__Task__
Write out all of the entries exactly as given.

┌──

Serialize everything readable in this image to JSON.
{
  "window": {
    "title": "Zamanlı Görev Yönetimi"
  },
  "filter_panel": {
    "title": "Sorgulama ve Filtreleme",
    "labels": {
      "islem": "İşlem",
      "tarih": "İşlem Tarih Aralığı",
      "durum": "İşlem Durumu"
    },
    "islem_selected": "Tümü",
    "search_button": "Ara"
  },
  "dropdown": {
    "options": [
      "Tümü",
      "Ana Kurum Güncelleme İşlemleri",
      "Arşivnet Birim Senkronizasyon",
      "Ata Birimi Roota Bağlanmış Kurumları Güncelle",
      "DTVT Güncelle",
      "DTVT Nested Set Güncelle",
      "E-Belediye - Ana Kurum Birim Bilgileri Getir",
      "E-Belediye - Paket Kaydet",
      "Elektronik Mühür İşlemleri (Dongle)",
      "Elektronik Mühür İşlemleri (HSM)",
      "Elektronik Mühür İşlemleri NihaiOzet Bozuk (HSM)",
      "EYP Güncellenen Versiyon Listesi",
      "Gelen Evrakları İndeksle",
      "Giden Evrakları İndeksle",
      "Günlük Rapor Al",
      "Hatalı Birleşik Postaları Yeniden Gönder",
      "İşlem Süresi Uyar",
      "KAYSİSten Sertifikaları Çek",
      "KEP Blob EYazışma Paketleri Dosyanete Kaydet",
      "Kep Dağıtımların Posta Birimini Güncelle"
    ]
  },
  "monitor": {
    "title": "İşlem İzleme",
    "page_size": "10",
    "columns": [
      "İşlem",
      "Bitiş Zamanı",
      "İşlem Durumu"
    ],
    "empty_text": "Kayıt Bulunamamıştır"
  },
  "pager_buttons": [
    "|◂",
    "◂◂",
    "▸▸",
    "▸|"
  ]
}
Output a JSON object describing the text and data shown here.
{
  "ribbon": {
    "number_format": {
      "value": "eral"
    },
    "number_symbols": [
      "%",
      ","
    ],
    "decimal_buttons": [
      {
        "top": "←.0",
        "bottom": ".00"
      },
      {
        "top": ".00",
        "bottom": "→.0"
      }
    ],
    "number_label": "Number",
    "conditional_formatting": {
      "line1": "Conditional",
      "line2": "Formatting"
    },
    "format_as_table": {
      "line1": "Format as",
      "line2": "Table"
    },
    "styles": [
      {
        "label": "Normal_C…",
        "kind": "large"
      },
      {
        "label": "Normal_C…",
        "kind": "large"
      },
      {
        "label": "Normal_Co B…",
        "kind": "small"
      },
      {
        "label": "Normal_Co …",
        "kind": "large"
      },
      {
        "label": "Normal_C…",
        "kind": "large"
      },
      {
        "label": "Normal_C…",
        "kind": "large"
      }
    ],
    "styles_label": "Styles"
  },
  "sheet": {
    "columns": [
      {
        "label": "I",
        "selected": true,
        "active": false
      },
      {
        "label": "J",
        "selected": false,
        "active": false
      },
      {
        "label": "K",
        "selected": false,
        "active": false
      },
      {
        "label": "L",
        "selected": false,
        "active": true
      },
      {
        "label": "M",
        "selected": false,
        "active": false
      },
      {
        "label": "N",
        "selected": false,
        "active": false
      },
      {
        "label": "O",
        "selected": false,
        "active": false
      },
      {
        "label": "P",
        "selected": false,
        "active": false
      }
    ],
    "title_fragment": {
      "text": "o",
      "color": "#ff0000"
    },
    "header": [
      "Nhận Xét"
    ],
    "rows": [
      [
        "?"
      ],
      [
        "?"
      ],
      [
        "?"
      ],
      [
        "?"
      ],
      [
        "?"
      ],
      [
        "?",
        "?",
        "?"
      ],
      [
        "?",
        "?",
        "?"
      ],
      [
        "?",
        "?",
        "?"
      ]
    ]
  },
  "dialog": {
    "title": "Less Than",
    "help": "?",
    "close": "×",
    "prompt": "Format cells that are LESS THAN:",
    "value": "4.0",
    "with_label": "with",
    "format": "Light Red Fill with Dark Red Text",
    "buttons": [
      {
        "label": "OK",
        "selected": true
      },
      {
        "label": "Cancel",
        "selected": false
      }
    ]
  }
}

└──

__Worked solution__
Serialize everything readable in this image to JSON.
{
  "window": {
    "title": "Zamanlı Görev Yönetimi"
  },
  "filter_panel": {
    "title": "Sorgulama ve Filtreleme",
    "labels": {
      "islem": "İşlem",
      "tarih": "İşlem Tarih Aralığı",
      "durum": "İşlem Durumu"
    },
    "islem_selected": "Tümü",
    "search_button": "Ara"
  },
  "dropdown": {
    "options": [
      "Tümü",
      "Ana Kurum Güncelleme İşlemleri",
      "Arşivnet Birim Senkronizasyon",
      "Ata Birimi Roota Bağlanmış Kurumları Güncelle",
      "DTVT Güncelle",
      "DTVT Nested Set Güncelle",
      "E-Belediye - Ana Kurum Birim Bilgileri Getir",
      "E-Belediye - Paket Kaydet",
      "Elektronik Mühür İşlemleri (Dongle)",
      "Elektronik Mühür İşlemleri (HSM)",
      "Elektronik Mühür İşlemleri NihaiOzet Bozuk (HSM)",
      "EYP Güncellenen Versiyon Listesi",
      "Gelen Evrakları İndeksle",
      "Giden Evrakları İndeksle",
      "Günlük Rapor Al",
      "Hatalı Birleşik Postaları Yeniden Gönder",
      "İşlem Süresi Uyar",
      "KAYSİSten Sertifikaları Çek",
      "KEP Blob EYazışma Paketleri Dosyanete Kaydet",
      "Kep Dağıtımların Posta Birimini Güncelle"
    ]
  },
  "monitor": {
    "title": "İşlem İzleme",
    "page_size": "10",
    "columns": [
      "İşlem",
      "Bitiş Zamanı",
      "İşlem Durumu"
    ],
    "empty_text": "Kayıt Bulunamamıştır"
  },
  "pager_buttons": [
    "|◂",
    "◂◂",
    "▸▸",
    "▸|"
  ]
}
Output a JSON object describing the text and data shown here.
{
  "ribbon": {
    "number_format": {
      "value": "eral"
    },
    "number_symbols": [
      "%",
      ","
    ],
    "decimal_buttons": [
      {
        "top": "←.0",
        "bottom": ".00"
      },
      {
        "top": ".00",
        "bottom": "→.0"
      }
    ],
    "number_label": "Number",
    "conditional_formatting": {
      "line1": "Conditional",
      "line2": "Formatting"
    },
    "format_as_table": {
      "line1": "Format as",
      "line2": "Table"
    },
    "styles": [
      {
        "label": "Normal_C…",
        "kind": "large"
      },
      {
        "label": "Normal_C…",
        "kind": "large"
      },
      {
        "label": "Normal_Co B…",
        "kind": "small"
      },
      {
        "label": "Normal_Co …",
        "kind": "large"
      },
      {
        "label": "Normal_C…",
        "kind": "large"
      },
      {
        "label": "Normal_C…",
        "kind": "large"
      }
    ],
    "styles_label": "Styles"
  },
  "sheet": {
    "columns": [
      {
        "label": "I",
        "selected": true,
        "active": false
      },
      {
        "label": "J",
        "selected": false,
        "active": false
      },
      {
        "label": "K",
        "selected": false,
        "active": false
      },
      {
        "label": "L",
        "selected": false,
        "active": true
      },
      {
        "label": "M",
        "selected": false,
        "active": false
      },
      {
        "label": "N",
        "selected": false,
        "active": false
      },
      {
        "label": "O",
        "selected": false,
        "active": false
      },
      {
        "label": "P",
        "selected": false,
        "active": false
      }
    ],
    "title_fragment": {
      "text": "o",
      "color": "#ff0000"
    },
    "header": [
      "Nhận Xét"
    ],
    "rows": [
      [
        "?"
      ],
      [
        "?"
      ],
      [
        "?"
      ],
      [
        "?"
      ],
      [
        "?"
      ],
      [
        "?",
        "?",
        "?"
      ],
      [
        "?",
        "?",
        "?"
      ],
      [
        "?",
        "?",
        "?"
      ]
    ]
  },
  "dialog": {
    "title": "Less Than",
    "help": "?",
    "close": "×",
    "prompt": "Format cells that are LESS THAN:",
    "value": "4.0",
    "with_label": "with",
    "format": "Light Red Fill with Dark Red Text",
    "buttons": [
      {
        "label": "OK",
        "selected": true
      },
      {
        "label": "Cancel",
        "selected": false
      }
    ]
  }
}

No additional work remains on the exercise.